The obtained time evolution of the collective variables should look like the following:

From this plot we very nicely see that at the beginning the two collective variables run parallel to each other, staying at the same side at approximately the same distance from the centre atom. After approximately 50000 steps the two collective variables cross and switch. This indicates very nicely that the substitution reaction occured. One should note that the atoms come close to each other but never touch each other because of the repulsive forces. So the distances will be of course never 0 but some finite positive distances. After almost 50000 steps the collective variables switch back again. In principle one should obtain that the substitution reaction will go forth and back as the bias potentials are added to potential energy (as already explained in the previous example).

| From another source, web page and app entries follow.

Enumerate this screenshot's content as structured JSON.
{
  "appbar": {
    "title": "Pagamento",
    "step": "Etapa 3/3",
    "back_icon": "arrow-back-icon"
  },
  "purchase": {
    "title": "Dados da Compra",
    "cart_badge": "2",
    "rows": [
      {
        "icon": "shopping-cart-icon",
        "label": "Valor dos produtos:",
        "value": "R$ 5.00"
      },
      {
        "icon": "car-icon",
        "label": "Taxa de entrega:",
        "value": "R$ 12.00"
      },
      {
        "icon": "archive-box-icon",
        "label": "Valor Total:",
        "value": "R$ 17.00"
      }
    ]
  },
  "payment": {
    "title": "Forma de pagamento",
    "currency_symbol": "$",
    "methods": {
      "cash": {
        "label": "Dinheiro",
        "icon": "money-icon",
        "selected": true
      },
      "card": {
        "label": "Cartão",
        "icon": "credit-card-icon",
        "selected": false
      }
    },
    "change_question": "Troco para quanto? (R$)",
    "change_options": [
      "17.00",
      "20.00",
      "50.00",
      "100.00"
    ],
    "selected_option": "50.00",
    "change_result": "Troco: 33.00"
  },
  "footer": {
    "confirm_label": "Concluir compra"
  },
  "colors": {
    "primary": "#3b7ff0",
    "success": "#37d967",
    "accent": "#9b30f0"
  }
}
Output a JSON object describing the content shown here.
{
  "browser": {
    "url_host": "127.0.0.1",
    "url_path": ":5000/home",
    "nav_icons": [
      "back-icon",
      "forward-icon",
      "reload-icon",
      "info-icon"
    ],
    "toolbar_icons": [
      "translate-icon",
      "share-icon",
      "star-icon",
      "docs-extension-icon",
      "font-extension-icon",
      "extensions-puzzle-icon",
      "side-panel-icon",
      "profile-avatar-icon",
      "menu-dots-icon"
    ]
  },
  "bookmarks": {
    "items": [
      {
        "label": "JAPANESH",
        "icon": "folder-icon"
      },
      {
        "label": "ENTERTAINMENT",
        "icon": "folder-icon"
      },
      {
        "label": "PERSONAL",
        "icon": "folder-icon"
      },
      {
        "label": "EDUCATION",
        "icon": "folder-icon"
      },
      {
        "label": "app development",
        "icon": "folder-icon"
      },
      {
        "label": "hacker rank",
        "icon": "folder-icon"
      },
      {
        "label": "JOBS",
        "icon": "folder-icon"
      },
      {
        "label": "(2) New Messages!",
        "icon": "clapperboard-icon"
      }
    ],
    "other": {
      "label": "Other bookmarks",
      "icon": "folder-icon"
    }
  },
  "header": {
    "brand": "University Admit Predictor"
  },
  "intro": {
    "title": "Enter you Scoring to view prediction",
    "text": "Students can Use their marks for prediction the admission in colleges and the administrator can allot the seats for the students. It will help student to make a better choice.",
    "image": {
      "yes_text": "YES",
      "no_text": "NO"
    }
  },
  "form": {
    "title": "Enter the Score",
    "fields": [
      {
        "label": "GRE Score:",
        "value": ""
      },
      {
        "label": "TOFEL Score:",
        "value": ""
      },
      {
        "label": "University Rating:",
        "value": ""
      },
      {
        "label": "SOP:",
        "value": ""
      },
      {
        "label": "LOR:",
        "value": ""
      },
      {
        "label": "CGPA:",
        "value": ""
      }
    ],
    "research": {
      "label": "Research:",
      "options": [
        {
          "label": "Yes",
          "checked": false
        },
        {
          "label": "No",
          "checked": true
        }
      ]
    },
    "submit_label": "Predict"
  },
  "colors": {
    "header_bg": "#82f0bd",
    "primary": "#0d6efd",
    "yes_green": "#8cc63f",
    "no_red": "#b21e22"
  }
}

### 2D free-energy profile

To calculate the free-energy profile in 2D we use the script calcprofile2D.py attached with this example:

Click to show/calcprofile2D.py
#!/usr/bin/python

from math import *

def gauss_pot(x,y,x0,y0,h,w):
en=h*e**(-((x-x0)**2+(y-y0)**2)/2.0/w**2)
return en

ff=raw_input('File name?\n')

f=open(ff,'r')
data=[]
h=[]
w=[]
line=line.split()
x=[]
if (len(line)>2):
for i in range(len(line)-2):
x.append(float(line[i]))
data.append(x)
h.append(float(line[-2]))
w.append(float(line[-1]))
f.close()

name=raw_input('x1_min x1_max M:\n')
name=name.split()
a0=float(name[0])
a1=float(name[1])
num1=int(name[2])

name=raw_input('x2_min x2_max N:\n')
name=name.split()
b0=float(name[0])
b1=float(name[1])
num2=int(name[2])

ff=ff+'.xyz'

f=open(ff,'w')

stepA=(a1-a0)/num1
stepB=(b1-b0)/num2
x=a0
for i in range(1,num1):
x=x+stepA
y=b0
for k in range(1,num2):
en=0.0
y=y+stepB
x_=(x+y)/2.
y_=(x-y)/2.
for j in range(len(data)):
x0=data[j][0]
y0=data[j][1]
en_=gauss_pot(x,y,x0,y0,h[j],w[j])
en+=en_
f.write(x+'\t'+y+'\t'+-en+'\n')
f.write('\n')

f.close()


This script projects a set of two-dimmensional Gaussians defined in the input file (such as PENALTYPOT or HILLSPOT) onto a regular 2D grid of ${\displaystyle M\times N}$ points defined by the user. The user is asked to provide the following data: (a) the name of the input file, (b) the initial (x1_min) and final (x1_max) grid points, and the number of grid points (M) for the axis corresponding to the first collective variable, and (c) the initial (x2_min) and final (x2_max) grid points and the number of grid points (N) for the axis corresponding to the second collective variable. The result is written to a file with extension .xyz and it can be visualized by regular plotting tools like Gnuplot.

In our example we will use the following inputs:

Run script:

python calcprofile2D.py


File name?

PENALTYPOT


x1_min x1_max M:

0 7 100


x2_min x2_max N:

0 7 100


The following script (plot_2D_profile.gp) can be used to plot the 2D density:

set terminal jpeg

set palette rgb 33,13,10

set view 0,0

set contour
set noclabel
set pm3d implicit at b
set nosurface

set pm3d map

set cntrparam levels incremental 0., 0.02, 0.5

set out "PENALTYPOT.jpg"
splot "PENALTYPOT.xyz" with lines  title 'bias potential (eV)'


Please execute this script with the following command:

gnuplot plot_2D_profile.gp


The resulting free energy profile should look like the following: